Frequently Asked Questions
Undergraduate Program FAQs
Can’t find what you’re looking for? Contact Heather Dunlap at firstname.lastname@example.org.
How can I find out who my advisor is?
Log in to UDSIS (Student Information System). Under your Student Center tab, on the right-hand side, you will see ADVISOR.
I'm having trouble reaching my advisor. What can I do?
After you locate your advisor in UDSIS, click the link that says ‘details’ and you can email your advisor. You can also call on the phone or drop by his/her office. Faculty members often receive a huge volume of email. Sometimes they will reply promptly to email and sometimes they are unable to reply as promptly as you would like. If you don’t get a response in the time frame you need, please contact Heather Dunlap at email@example.com and she will assist you in contacting your advisor or answering your questions/concerns.
What minimum grade must I get in CISC 106, 210, 220 and 361?
For your Electrical or Computer Engineering major, you must attain a C- or better in CISC 106, 210, 220 and 361.
I placed out of MATH 241 (or PHYS 207, or CISC 106, etc.) with AP credit. What should I take in its place?
In general, if you place out of a course with high school or transfer credits, you should take the next course in the sequence. A first-semester freshman who has placed out of MATH 241 will thus generally take MATH 242 in his/her first semester and be one semester ahead in the math sequence. Once the end of that sequence is reached, (in this case the student will complete MATH 342 at the end of the sophomore year) there will be a hole (in this case, the rest of the junior class will take MATH 342 in the first semester of the year). This hole can be filled with a breadth class or technical elective.
What are “technical electives?”
General technical electives (those classes labeled technical elective on the sample curriculum) are classes of 300 or 400 level in engineering, computer science, or the natural or mathematical sciences.

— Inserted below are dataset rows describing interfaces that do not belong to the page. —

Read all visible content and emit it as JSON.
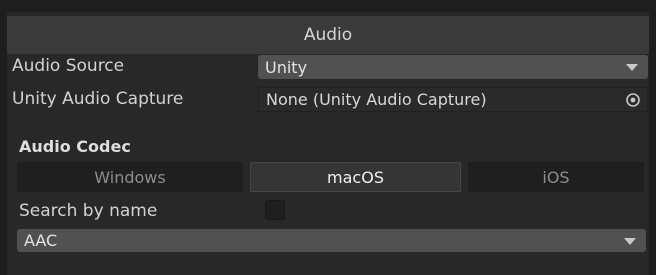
{
  "header": {
    "title": "Audio"
  },
  "audio_source": {
    "label": "Audio Source",
    "value": "Unity"
  },
  "audio_capture": {
    "label": "Unity Audio Capture",
    "value": "None (Unity Audio Capture)"
  },
  "codec_section": {
    "title": "Audio Codec",
    "tabs": [
      "Windows",
      "macOS",
      "iOS"
    ],
    "selected_tab": "macOS"
  },
  "search": {
    "label": "Search by name",
    "checked": false
  },
  "codec": {
    "value": "AAC"
  }
}
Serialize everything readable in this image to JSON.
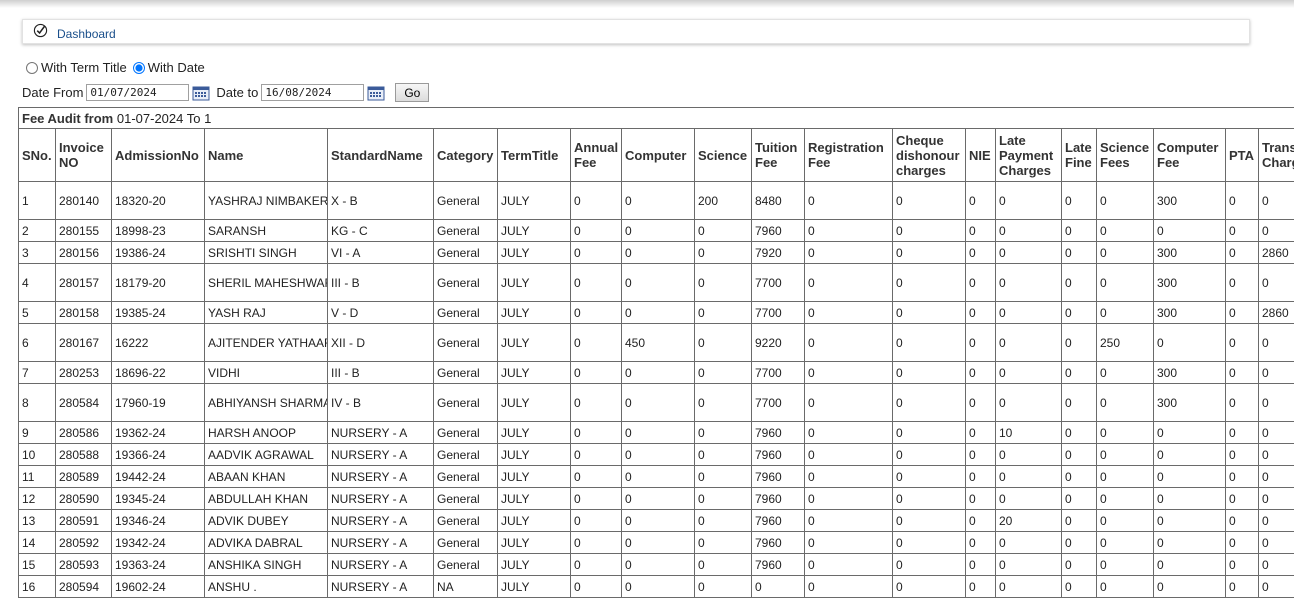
{
  "breadcrumb": {
    "label": "Dashboard"
  },
  "filters": {
    "radio_term_label": "With Term Title",
    "radio_date_label": "With Date",
    "date_from_label": "Date From",
    "date_from_value": "01/07/2024",
    "date_to_label": "Date to",
    "date_to_value": "16/08/2024",
    "go_label": "Go"
  },
  "table": {
    "audit_title_bold": "Fee Audit from",
    "audit_title_range": "01-07-2024 To 1",
    "columns": [
      "SNo.",
      "Invoice NO",
      "AdmissionNo",
      "Name",
      "StandardName",
      "Category",
      "TermTitle",
      "Annual Fee",
      "Computer",
      "Science",
      "Tuition Fee",
      "Registration Fee",
      "Cheque dishonour charges",
      "NIE",
      "Late Payment Charges",
      "Late Fine",
      "Science Fees",
      "Computer Fee",
      "PTA",
      "Trans Charg"
    ],
    "rows": [
      [
        "1",
        "280140",
        "18320-20",
        "YASHRAJ NIMBAKER",
        "X - B",
        "General",
        "JULY",
        "0",
        "0",
        "200",
        "8480",
        "0",
        "0",
        "0",
        "0",
        "0",
        "0",
        "300",
        "0",
        "0"
      ],
      [
        "2",
        "280155",
        "18998-23",
        "SARANSH",
        "KG - C",
        "General",
        "JULY",
        "0",
        "0",
        "0",
        "7960",
        "0",
        "0",
        "0",
        "0",
        "0",
        "0",
        "0",
        "0",
        "0"
      ],
      [
        "3",
        "280156",
        "19386-24",
        "SRISHTI SINGH",
        "VI - A",
        "General",
        "JULY",
        "0",
        "0",
        "0",
        "7920",
        "0",
        "0",
        "0",
        "0",
        "0",
        "0",
        "300",
        "0",
        "2860"
      ],
      [
        "4",
        "280157",
        "18179-20",
        "SHERIL MAHESHWARI",
        "III - B",
        "General",
        "JULY",
        "0",
        "0",
        "0",
        "7700",
        "0",
        "0",
        "0",
        "0",
        "0",
        "0",
        "300",
        "0",
        "0"
      ],
      [
        "5",
        "280158",
        "19385-24",
        "YASH RAJ",
        "V - D",
        "General",
        "JULY",
        "0",
        "0",
        "0",
        "7700",
        "0",
        "0",
        "0",
        "0",
        "0",
        "0",
        "300",
        "0",
        "2860"
      ],
      [
        "6",
        "280167",
        "16222",
        "AJITENDER YATHAARTH",
        "XII - D",
        "General",
        "JULY",
        "0",
        "450",
        "0",
        "9220",
        "0",
        "0",
        "0",
        "0",
        "0",
        "250",
        "0",
        "0",
        "0"
      ],
      [
        "7",
        "280253",
        "18696-22",
        "VIDHI",
        "III - B",
        "General",
        "JULY",
        "0",
        "0",
        "0",
        "7700",
        "0",
        "0",
        "0",
        "0",
        "0",
        "0",
        "300",
        "0",
        "0"
      ],
      [
        "8",
        "280584",
        "17960-19",
        "ABHIYANSH SHARMA",
        "IV - B",
        "General",
        "JULY",
        "0",
        "0",
        "0",
        "7700",
        "0",
        "0",
        "0",
        "0",
        "0",
        "0",
        "300",
        "0",
        "0"
      ],
      [
        "9",
        "280586",
        "19362-24",
        "HARSH ANOOP",
        "NURSERY - A",
        "General",
        "JULY",
        "0",
        "0",
        "0",
        "7960",
        "0",
        "0",
        "0",
        "10",
        "0",
        "0",
        "0",
        "0",
        "0"
      ],
      [
        "10",
        "280588",
        "19366-24",
        "AADVIK AGRAWAL",
        "NURSERY - A",
        "General",
        "JULY",
        "0",
        "0",
        "0",
        "7960",
        "0",
        "0",
        "0",
        "0",
        "0",
        "0",
        "0",
        "0",
        "0"
      ],
      [
        "11",
        "280589",
        "19442-24",
        "ABAAN KHAN",
        "NURSERY - A",
        "General",
        "JULY",
        "0",
        "0",
        "0",
        "7960",
        "0",
        "0",
        "0",
        "0",
        "0",
        "0",
        "0",
        "0",
        "0"
      ],
      [
        "12",
        "280590",
        "19345-24",
        "ABDULLAH KHAN",
        "NURSERY - A",
        "General",
        "JULY",
        "0",
        "0",
        "0",
        "7960",
        "0",
        "0",
        "0",
        "0",
        "0",
        "0",
        "0",
        "0",
        "0"
      ],
      [
        "13",
        "280591",
        "19346-24",
        "ADVIK DUBEY",
        "NURSERY - A",
        "General",
        "JULY",
        "0",
        "0",
        "0",
        "7960",
        "0",
        "0",
        "0",
        "20",
        "0",
        "0",
        "0",
        "0",
        "0"
      ],
      [
        "14",
        "280592",
        "19342-24",
        "ADVIKA DABRAL",
        "NURSERY - A",
        "General",
        "JULY",
        "0",
        "0",
        "0",
        "7960",
        "0",
        "0",
        "0",
        "0",
        "0",
        "0",
        "0",
        "0",
        "0"
      ],
      [
        "15",
        "280593",
        "19363-24",
        "ANSHIKA SINGH",
        "NURSERY - A",
        "General",
        "JULY",
        "0",
        "0",
        "0",
        "7960",
        "0",
        "0",
        "0",
        "0",
        "0",
        "0",
        "0",
        "0",
        "0"
      ],
      [
        "16",
        "280594",
        "19602-24",
        "ANSHU .",
        "NURSERY - A",
        "NA",
        "JULY",
        "0",
        "0",
        "0",
        "0",
        "0",
        "0",
        "0",
        "0",
        "0",
        "0",
        "0",
        "0",
        "0"
      ]
    ],
    "tall_rows": [
      0,
      3,
      5,
      7
    ]
  }
}
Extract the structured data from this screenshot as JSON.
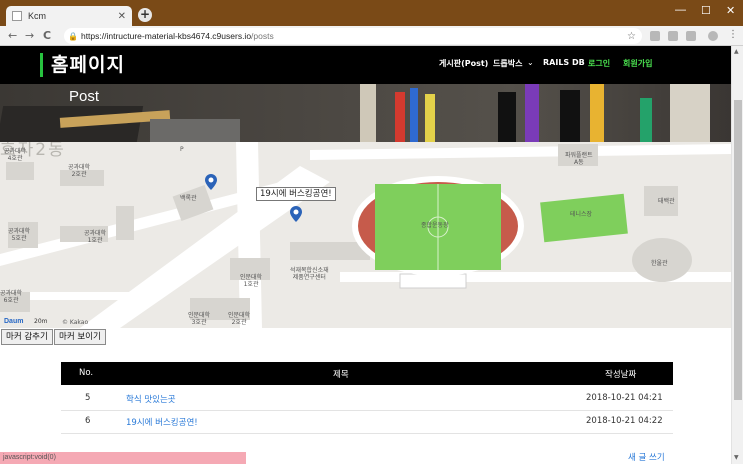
{
  "browser": {
    "tab_title": "Kcm",
    "tab_close": "✕",
    "new_tab": "+",
    "url_host": "https://intructure-material-kbs4674.c9users.io",
    "url_path": "/posts",
    "win_min": "—",
    "win_max": "☐",
    "win_close": "✕",
    "back": "←",
    "forward": "→",
    "reload": "C",
    "status_text": "javascript:void(0)"
  },
  "header": {
    "brand": "홈페이지",
    "nav": [
      "게시판(Post)",
      "드롭박스",
      "RAILS DB",
      "로그인",
      "회원가입"
    ]
  },
  "hero": {
    "title": "Post"
  },
  "map": {
    "labels": {
      "district": "효자2동",
      "eng4": "공과대학\n4호관",
      "eng2": "공과대학\n2호관",
      "eng5": "공과대학\n5호관",
      "eng1": "공과대학\n1호관",
      "eng6": "공과대학\n6호관",
      "baekrok": "백록관",
      "hum1": "인문대학\n1호관",
      "hum3": "인문대학\n3호관",
      "hum2": "인문대학\n2호관",
      "stone": "석재복합신소재\n제품연구센터",
      "stadium": "종합운동장",
      "tennis": "테니스장",
      "taebaek": "태백관",
      "hanul": "한울관",
      "power": "파워플랜트\nA동",
      "p": "P"
    },
    "info_window": "19시에 버스킹공연!",
    "logo": "Daum",
    "scale": "20m",
    "copyright": "© Kakao"
  },
  "buttons": {
    "hide_markers": "마커 감추기",
    "show_markers": "마커 보이기"
  },
  "table": {
    "columns": [
      "No.",
      "제목",
      "작성날짜"
    ],
    "rows": [
      {
        "no": "5",
        "title": "학식 맛있는곳",
        "date": "2018-10-21 04:21"
      },
      {
        "no": "6",
        "title": "19시에 버스킹공연!",
        "date": "2018-10-21 04:22"
      }
    ]
  },
  "write_link": "새 글 쓰기",
  "colors": {
    "accent_green": "#27c23f",
    "link_blue": "#2a7ad8",
    "header_bg": "#000000"
  }
}
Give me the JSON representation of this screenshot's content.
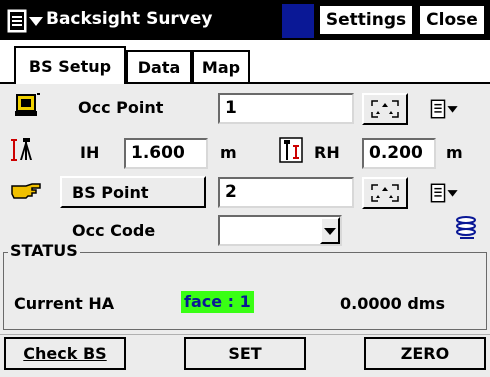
{
  "titlebar": {
    "title": "Backsight Survey",
    "settings_label": "Settings",
    "close_label": "Close"
  },
  "tabs": [
    {
      "label": "BS Setup",
      "active": true
    },
    {
      "label": "Data",
      "active": false
    },
    {
      "label": "Map",
      "active": false
    }
  ],
  "occ_point": {
    "label": "Occ Point",
    "value": "1"
  },
  "ih": {
    "label": "IH",
    "value": "1.600",
    "unit": "m"
  },
  "rh": {
    "label": "RH",
    "value": "0.200",
    "unit": "m"
  },
  "bs_point": {
    "label": "BS Point",
    "value": "2"
  },
  "occ_code": {
    "label": "Occ Code",
    "value": ""
  },
  "status": {
    "group_label": "STATUS",
    "current_ha_label": "Current HA",
    "face": "face : 1",
    "ha_value": "0.0000 dms"
  },
  "bottom": {
    "check_bs": "Check BS",
    "set": "SET",
    "zero": "ZERO"
  },
  "colors": {
    "title_bg": "#000000",
    "accent_blue": "#0a1896",
    "face_highlight": "#39ff14",
    "panel_bg": "#ececec"
  }
}
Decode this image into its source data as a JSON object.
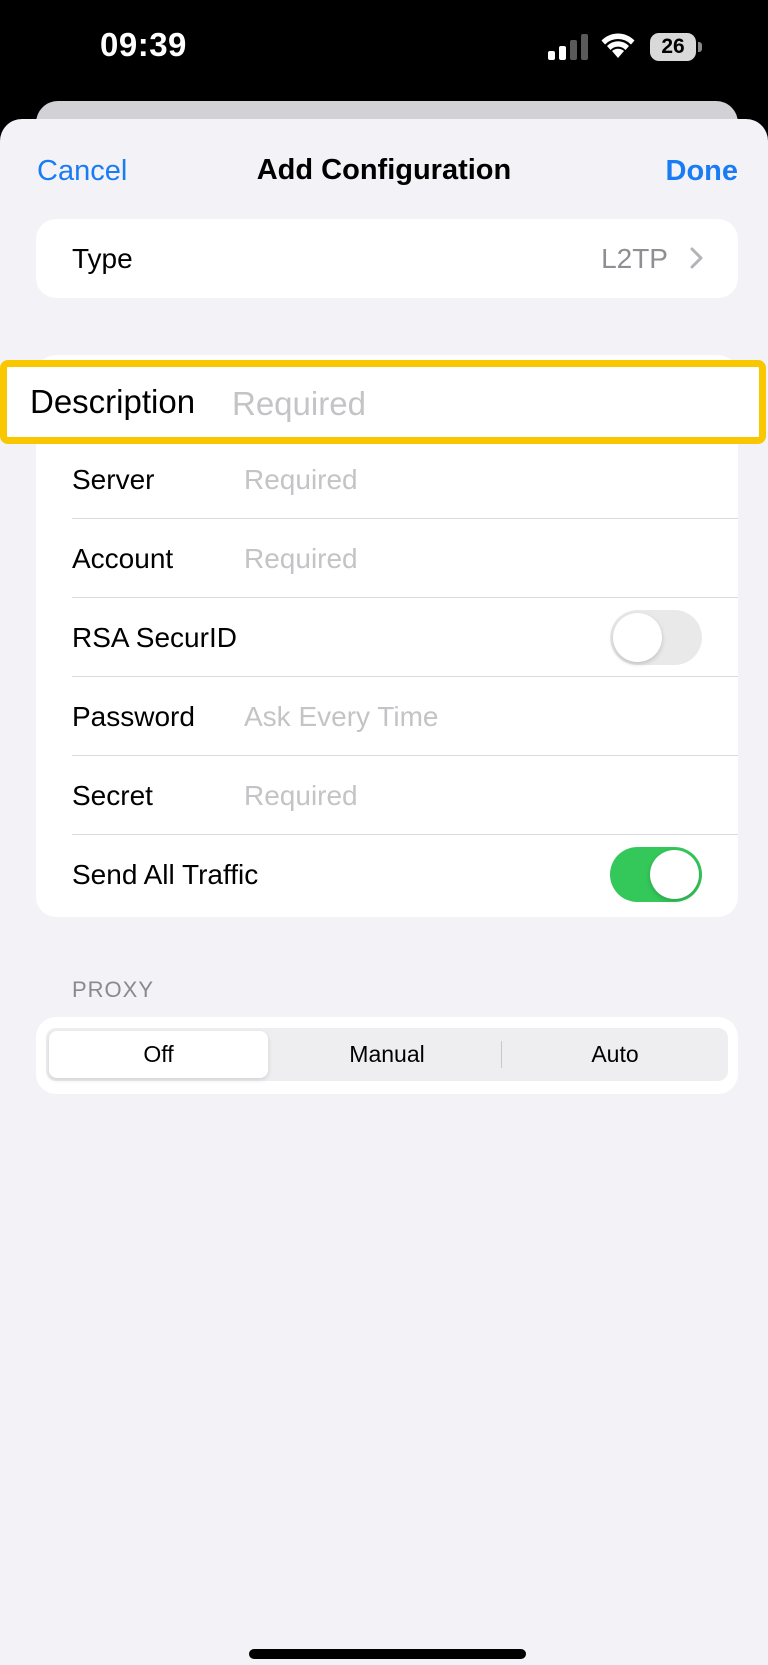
{
  "status_bar": {
    "time": "09:39",
    "battery_level": "26",
    "signal_icon": "cellular-signal-icon",
    "wifi_icon": "wifi-icon",
    "battery_icon": "battery-icon"
  },
  "nav": {
    "cancel_label": "Cancel",
    "title": "Add Configuration",
    "done_label": "Done"
  },
  "type_row": {
    "label": "Type",
    "value": "L2TP"
  },
  "description_row": {
    "label": "Description",
    "placeholder": "Required"
  },
  "fields": {
    "server": {
      "label": "Server",
      "placeholder": "Required"
    },
    "account": {
      "label": "Account",
      "placeholder": "Required"
    },
    "rsa": {
      "label": "RSA SecurID",
      "enabled": false
    },
    "password": {
      "label": "Password",
      "placeholder": "Ask Every Time"
    },
    "secret": {
      "label": "Secret",
      "placeholder": "Required"
    },
    "send_all_traffic": {
      "label": "Send All Traffic",
      "enabled": true
    }
  },
  "proxy": {
    "header": "PROXY",
    "options": [
      "Off",
      "Manual",
      "Auto"
    ],
    "selected": "Off"
  },
  "colors": {
    "accent": "#1a7cf5",
    "highlight": "#f9c700",
    "toggle_on": "#34c759"
  }
}
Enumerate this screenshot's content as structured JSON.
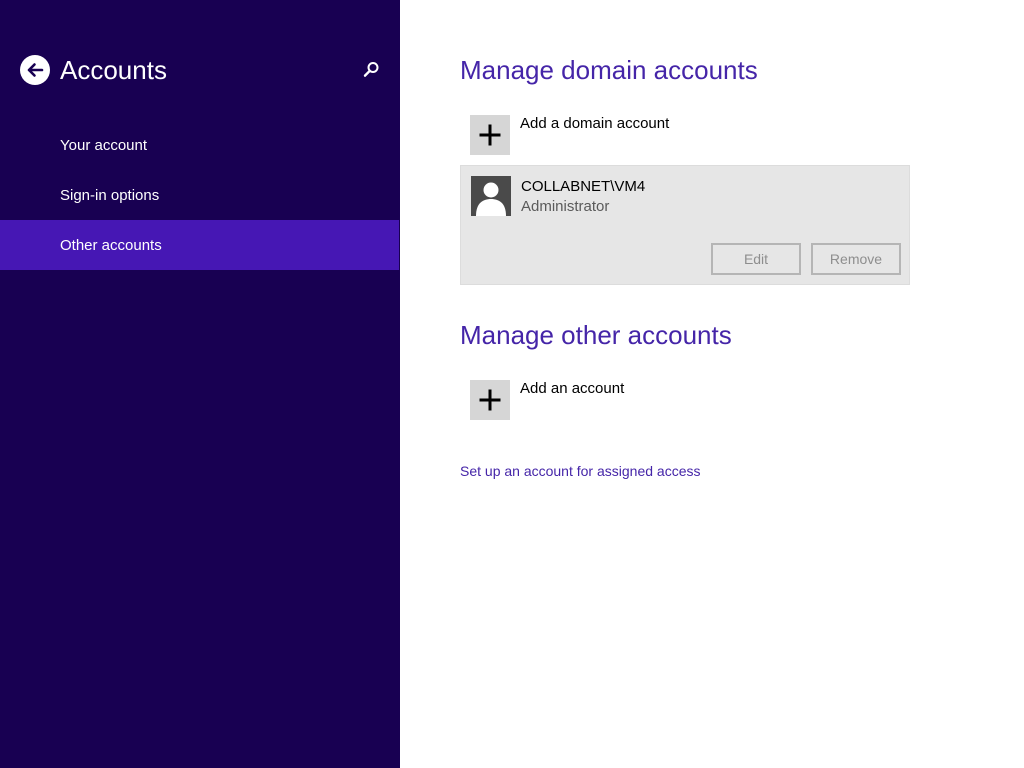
{
  "colors": {
    "sidebar_bg": "#180052",
    "sidebar_active": "#4617b4",
    "accent_text": "#4525a8",
    "card_bg": "#e6e6e6"
  },
  "sidebar": {
    "back_icon": "back-arrow-icon",
    "title": "Accounts",
    "search_icon": "search-icon",
    "items": [
      {
        "label": "Your account",
        "active": false
      },
      {
        "label": "Sign-in options",
        "active": false
      },
      {
        "label": "Other accounts",
        "active": true
      }
    ]
  },
  "main": {
    "domain_section": {
      "title": "Manage domain accounts",
      "add_label": "Add a domain account",
      "add_icon": "plus-icon",
      "account": {
        "avatar_icon": "user-avatar-icon",
        "name": "COLLABNET\\VM4",
        "role": "Administrator",
        "edit_label": "Edit",
        "remove_label": "Remove"
      }
    },
    "other_section": {
      "title": "Manage other accounts",
      "add_label": "Add an account",
      "add_icon": "plus-icon"
    },
    "assigned_access_link": "Set up an account for assigned access"
  }
}
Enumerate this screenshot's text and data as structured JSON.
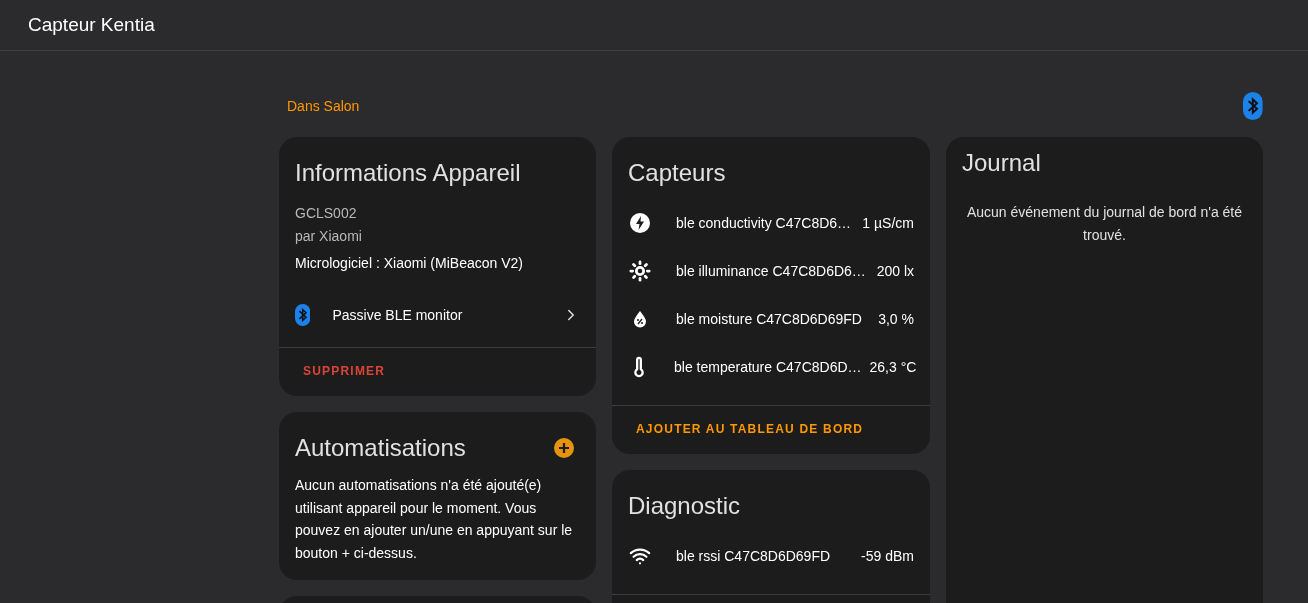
{
  "header": {
    "title": "Capteur Kentia"
  },
  "area": "Dans Salon",
  "device_info": {
    "title": "Informations Appareil",
    "model": "GCLS002",
    "manufacturer": "par Xiaomi",
    "firmware": "Micrologiciel : Xiaomi (MiBeacon V2)",
    "integration": {
      "label": "Passive BLE monitor"
    },
    "action": "SUPPRIMER"
  },
  "automations": {
    "title": "Automatisations",
    "text": "Aucun automatisations n'a été ajouté(e) utilisant appareil pour le moment. Vous pouvez en ajouter un/une en appuyant sur le bouton + ci-dessus."
  },
  "sensors": {
    "title": "Capteurs",
    "items": [
      {
        "kind": "conductivity",
        "name": "ble conductivity C47C8D6…",
        "value": "1 µS/cm"
      },
      {
        "kind": "illuminance",
        "name": "ble illuminance C47C8D6D6…",
        "value": "200 lx"
      },
      {
        "kind": "moisture",
        "name": "ble moisture C47C8D6D69FD",
        "value": "3,0 %"
      },
      {
        "kind": "temperature",
        "name": "ble temperature C47C8D6D…",
        "value": "26,3 °C"
      }
    ],
    "action": "AJOUTER AU TABLEAU DE BORD"
  },
  "diagnostic": {
    "title": "Diagnostic",
    "items": [
      {
        "kind": "signal",
        "name": "ble rssi C47C8D6D69FD",
        "value": "-59 dBm"
      }
    ]
  },
  "journal": {
    "title": "Journal",
    "empty_text": "Aucun événement du journal de bord n'a été trouvé."
  }
}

There are a few exceptions to this rule (for instance, classes that study societal impacts of engineering or science are not generally counted.)
Do I need to take the elective courses in the order they are prescribed on the sample curriculum?
No. While the sample curricula list the general technical electives before the ELEG/CPEG technical electives, there is no requirement that you do things in this order. (The sample curricula are just examples of how the required classes can be fit together to graduate in four years.) Moreover, there is no rule that says you must take the foundation electives before you take real technical electives, but some technical electives will require certain foundation electives. Because the foundation electives are (almost) specific courses required for graduation, it is a good idea to take them as early as possible.
Which foundation electives are offered in the fall and which are offered in the spring?
CPEG 323, ELEG 306, 312, 403 and 476 are offered in the fall and ELEG 404, 413, CPEG 422, ELEG 456, 465 and 492 are offered in the spring.
What is the senior design (capstone course) sequence?
Computer Engineering majors take CPEG 498 in the fall and CPEG 499 in the spring. Electrical Engineering majors take ELEG 498 in the fall and ELEG 499 in the spring. The department also offers an honors section for both CPEG and ELEG majors. The senior design course is your designated ‘Discovery Learning Experience,’ which is a university requirement for graduation.
Can I get a bachelor's degree and master's degree in Electrical and Computer Engineering in 5 years?
If you are up to the challenge, yes! The MS Degree (non-thesis program) requires 10 courses beyond the undergraduate work. Two things allow you to design a 5-year program: (1) With permission and prerequisites, you can take two graduate courses while still an undergraduate. (2) You can take 4 courses a term as a graduate student. It is not for the faint of heart, but it is allowed and doable. A 5-year program requires advanced planning. You should start discussing it with your advisor at the end of your sophomore year. If you are interested in the thesis program, you must complete six additional ELEG 869 Master’s Thesis credits. NOTE: a graduate course taken in place of a related undergraduate course to meet a major requirement cannot also count toward the graduate program.